* EXERCISE PROMPT
Your task is to copy every line of the entries that holds the word "JSON".

* RECORDS FOR PROCESSING
━━━━━━

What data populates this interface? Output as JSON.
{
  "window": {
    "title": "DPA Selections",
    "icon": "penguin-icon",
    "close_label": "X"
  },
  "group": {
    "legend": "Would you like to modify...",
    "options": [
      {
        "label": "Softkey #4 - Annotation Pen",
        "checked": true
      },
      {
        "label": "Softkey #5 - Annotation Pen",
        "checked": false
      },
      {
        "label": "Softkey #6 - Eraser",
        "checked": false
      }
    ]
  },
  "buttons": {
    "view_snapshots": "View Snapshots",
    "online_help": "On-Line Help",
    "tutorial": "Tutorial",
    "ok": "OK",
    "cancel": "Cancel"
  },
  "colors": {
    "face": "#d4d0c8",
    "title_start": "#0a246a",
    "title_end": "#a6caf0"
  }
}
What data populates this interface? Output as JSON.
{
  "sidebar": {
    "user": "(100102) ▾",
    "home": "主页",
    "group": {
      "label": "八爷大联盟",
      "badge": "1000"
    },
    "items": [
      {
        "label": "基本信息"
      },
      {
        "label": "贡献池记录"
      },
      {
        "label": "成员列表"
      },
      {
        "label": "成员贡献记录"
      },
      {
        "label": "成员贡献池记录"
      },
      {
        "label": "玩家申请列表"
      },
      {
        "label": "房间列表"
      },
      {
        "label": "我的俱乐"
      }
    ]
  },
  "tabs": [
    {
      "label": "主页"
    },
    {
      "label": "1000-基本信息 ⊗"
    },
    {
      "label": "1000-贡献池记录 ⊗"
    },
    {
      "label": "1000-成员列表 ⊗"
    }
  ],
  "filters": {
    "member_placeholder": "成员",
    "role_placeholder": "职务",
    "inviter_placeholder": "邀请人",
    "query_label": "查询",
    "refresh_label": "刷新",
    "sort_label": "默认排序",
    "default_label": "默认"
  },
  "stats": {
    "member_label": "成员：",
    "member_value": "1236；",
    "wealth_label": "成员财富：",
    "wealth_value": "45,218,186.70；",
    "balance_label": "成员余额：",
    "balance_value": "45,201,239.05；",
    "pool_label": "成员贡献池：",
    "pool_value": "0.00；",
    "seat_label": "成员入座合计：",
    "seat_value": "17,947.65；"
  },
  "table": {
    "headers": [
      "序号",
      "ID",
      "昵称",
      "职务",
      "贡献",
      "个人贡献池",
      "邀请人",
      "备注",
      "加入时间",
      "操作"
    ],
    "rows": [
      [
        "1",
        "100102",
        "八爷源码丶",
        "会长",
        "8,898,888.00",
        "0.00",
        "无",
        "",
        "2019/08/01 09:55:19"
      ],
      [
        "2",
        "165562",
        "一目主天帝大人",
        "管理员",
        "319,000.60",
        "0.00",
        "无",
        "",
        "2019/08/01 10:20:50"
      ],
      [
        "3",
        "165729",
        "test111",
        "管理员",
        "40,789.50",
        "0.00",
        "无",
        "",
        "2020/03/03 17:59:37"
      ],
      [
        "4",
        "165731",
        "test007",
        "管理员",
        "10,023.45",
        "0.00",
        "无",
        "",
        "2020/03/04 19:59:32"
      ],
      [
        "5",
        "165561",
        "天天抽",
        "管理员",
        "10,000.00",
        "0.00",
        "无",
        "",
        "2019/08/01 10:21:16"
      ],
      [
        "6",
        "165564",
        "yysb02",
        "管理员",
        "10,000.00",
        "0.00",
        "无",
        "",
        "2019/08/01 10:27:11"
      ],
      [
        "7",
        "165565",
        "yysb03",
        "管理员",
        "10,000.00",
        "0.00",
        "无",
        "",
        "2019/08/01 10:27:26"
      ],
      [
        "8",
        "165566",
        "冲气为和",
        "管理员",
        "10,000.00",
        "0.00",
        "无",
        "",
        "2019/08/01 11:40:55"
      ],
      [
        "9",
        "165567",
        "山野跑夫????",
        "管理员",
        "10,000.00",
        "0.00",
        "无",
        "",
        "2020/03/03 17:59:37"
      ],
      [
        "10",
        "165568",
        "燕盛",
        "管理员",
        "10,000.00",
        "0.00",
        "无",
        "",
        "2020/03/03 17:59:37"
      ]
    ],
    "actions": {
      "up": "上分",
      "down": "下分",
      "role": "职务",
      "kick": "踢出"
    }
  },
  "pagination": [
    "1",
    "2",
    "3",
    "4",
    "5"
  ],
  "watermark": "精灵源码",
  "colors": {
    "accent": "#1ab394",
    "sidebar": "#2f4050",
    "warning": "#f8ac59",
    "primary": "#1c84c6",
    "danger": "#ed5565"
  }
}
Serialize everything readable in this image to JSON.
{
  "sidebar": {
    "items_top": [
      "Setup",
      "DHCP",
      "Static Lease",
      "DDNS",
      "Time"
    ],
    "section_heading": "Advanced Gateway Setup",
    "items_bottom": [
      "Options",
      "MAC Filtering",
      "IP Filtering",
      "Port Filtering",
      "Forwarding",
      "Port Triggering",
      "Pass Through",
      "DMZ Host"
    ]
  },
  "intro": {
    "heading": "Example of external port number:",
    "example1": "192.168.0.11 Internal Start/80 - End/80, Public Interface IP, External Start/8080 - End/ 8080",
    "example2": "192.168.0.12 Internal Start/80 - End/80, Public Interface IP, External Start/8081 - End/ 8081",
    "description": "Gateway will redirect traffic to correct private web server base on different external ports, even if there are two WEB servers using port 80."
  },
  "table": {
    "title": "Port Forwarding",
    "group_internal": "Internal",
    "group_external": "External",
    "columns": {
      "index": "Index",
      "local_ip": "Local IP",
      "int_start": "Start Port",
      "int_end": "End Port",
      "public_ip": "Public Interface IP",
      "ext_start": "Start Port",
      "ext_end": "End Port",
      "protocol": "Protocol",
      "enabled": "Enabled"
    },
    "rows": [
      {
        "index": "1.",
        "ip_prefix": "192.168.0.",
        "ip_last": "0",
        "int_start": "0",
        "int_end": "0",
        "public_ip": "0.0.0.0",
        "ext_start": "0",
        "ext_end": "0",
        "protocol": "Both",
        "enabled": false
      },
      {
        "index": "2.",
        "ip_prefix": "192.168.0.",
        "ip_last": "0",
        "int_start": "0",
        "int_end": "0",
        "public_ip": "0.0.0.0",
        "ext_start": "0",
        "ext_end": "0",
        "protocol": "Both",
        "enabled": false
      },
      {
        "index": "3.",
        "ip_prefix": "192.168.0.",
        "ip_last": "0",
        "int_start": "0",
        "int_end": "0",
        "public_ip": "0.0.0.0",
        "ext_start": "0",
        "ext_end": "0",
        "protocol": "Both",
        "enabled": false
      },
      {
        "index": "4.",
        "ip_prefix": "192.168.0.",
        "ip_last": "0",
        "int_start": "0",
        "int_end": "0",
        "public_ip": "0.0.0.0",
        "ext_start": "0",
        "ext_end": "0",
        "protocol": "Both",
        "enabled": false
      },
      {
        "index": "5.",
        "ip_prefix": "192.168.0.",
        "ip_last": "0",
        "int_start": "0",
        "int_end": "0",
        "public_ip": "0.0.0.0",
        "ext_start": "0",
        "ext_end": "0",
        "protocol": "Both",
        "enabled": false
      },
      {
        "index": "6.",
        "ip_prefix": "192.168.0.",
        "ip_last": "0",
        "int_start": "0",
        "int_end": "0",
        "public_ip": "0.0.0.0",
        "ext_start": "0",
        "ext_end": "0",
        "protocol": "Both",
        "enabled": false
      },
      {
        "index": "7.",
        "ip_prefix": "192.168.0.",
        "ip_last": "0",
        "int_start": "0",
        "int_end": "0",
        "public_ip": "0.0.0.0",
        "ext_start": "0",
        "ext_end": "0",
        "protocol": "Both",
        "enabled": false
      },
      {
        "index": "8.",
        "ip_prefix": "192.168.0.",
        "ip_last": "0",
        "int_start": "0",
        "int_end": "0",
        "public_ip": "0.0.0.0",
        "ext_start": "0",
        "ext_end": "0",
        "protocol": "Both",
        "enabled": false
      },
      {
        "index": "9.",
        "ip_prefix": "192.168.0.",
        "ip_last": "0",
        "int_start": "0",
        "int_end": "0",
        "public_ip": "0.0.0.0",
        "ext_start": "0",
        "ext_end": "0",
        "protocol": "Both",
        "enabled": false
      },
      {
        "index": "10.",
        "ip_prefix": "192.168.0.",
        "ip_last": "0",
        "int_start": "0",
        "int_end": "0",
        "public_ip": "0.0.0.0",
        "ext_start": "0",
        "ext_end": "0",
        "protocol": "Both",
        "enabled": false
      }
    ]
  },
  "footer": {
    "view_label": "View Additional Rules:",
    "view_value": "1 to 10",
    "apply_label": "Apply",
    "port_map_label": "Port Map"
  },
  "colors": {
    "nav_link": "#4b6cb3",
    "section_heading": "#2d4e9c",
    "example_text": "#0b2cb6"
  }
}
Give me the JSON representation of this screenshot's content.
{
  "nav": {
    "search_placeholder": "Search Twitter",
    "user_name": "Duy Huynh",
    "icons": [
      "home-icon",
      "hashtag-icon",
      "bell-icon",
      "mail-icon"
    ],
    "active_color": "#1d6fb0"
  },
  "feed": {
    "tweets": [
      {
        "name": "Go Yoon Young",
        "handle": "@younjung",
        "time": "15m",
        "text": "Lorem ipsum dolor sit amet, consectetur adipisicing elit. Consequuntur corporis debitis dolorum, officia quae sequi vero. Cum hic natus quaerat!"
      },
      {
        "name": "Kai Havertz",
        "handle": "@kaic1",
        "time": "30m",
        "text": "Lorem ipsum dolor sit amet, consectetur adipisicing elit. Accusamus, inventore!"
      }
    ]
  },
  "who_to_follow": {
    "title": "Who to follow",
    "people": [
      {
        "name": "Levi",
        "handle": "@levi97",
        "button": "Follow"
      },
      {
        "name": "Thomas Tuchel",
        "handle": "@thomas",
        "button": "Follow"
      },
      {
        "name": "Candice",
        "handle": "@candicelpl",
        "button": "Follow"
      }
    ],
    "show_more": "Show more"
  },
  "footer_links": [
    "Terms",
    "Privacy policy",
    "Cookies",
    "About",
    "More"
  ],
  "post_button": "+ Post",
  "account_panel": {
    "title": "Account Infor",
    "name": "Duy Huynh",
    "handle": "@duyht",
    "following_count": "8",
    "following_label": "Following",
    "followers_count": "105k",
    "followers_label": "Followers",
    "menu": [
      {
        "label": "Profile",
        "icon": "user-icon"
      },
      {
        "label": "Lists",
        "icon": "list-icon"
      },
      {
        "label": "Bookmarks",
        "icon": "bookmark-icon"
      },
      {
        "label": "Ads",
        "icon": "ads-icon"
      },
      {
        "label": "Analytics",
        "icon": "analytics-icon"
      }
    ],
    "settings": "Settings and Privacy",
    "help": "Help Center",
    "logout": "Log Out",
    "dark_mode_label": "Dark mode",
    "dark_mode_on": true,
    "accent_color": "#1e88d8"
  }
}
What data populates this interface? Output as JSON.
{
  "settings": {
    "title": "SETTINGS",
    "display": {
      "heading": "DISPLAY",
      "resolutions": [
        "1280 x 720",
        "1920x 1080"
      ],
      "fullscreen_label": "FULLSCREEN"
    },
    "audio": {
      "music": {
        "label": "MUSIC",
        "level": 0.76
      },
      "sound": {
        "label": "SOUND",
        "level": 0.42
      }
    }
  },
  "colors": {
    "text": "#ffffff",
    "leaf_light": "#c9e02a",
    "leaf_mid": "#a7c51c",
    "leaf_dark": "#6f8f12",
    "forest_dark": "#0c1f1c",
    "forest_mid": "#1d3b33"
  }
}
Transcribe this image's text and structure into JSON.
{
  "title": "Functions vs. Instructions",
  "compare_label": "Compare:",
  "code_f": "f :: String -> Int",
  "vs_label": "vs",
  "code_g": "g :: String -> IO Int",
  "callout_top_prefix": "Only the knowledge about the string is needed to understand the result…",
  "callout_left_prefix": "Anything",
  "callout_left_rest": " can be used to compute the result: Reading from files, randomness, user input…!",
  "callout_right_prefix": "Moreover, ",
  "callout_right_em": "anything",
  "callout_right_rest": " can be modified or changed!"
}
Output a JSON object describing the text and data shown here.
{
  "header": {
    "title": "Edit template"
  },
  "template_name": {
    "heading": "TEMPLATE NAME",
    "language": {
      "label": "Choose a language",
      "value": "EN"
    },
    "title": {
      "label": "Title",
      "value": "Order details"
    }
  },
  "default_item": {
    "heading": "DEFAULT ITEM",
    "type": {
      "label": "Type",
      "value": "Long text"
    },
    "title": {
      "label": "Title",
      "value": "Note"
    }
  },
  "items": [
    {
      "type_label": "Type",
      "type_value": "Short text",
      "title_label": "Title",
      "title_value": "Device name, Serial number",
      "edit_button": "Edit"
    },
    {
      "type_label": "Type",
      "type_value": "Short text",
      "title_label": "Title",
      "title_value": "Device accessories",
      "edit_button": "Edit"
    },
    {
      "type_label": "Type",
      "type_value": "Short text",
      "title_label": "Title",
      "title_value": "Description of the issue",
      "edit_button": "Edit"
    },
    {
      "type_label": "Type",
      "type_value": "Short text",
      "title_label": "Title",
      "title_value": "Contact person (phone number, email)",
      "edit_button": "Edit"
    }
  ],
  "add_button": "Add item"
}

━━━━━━

* ANSWER FOR THIS EXERCISE
What data populates this interface? Output as JSON.
What data populates this interface? Output as JSON.
Serialize everything readable in this image to JSON.
Give me the JSON representation of this screenshot's content.
What data populates this interface? Output as JSON.
Transcribe this image's text and structure into JSON.
Output a JSON object describing the text and data shown here.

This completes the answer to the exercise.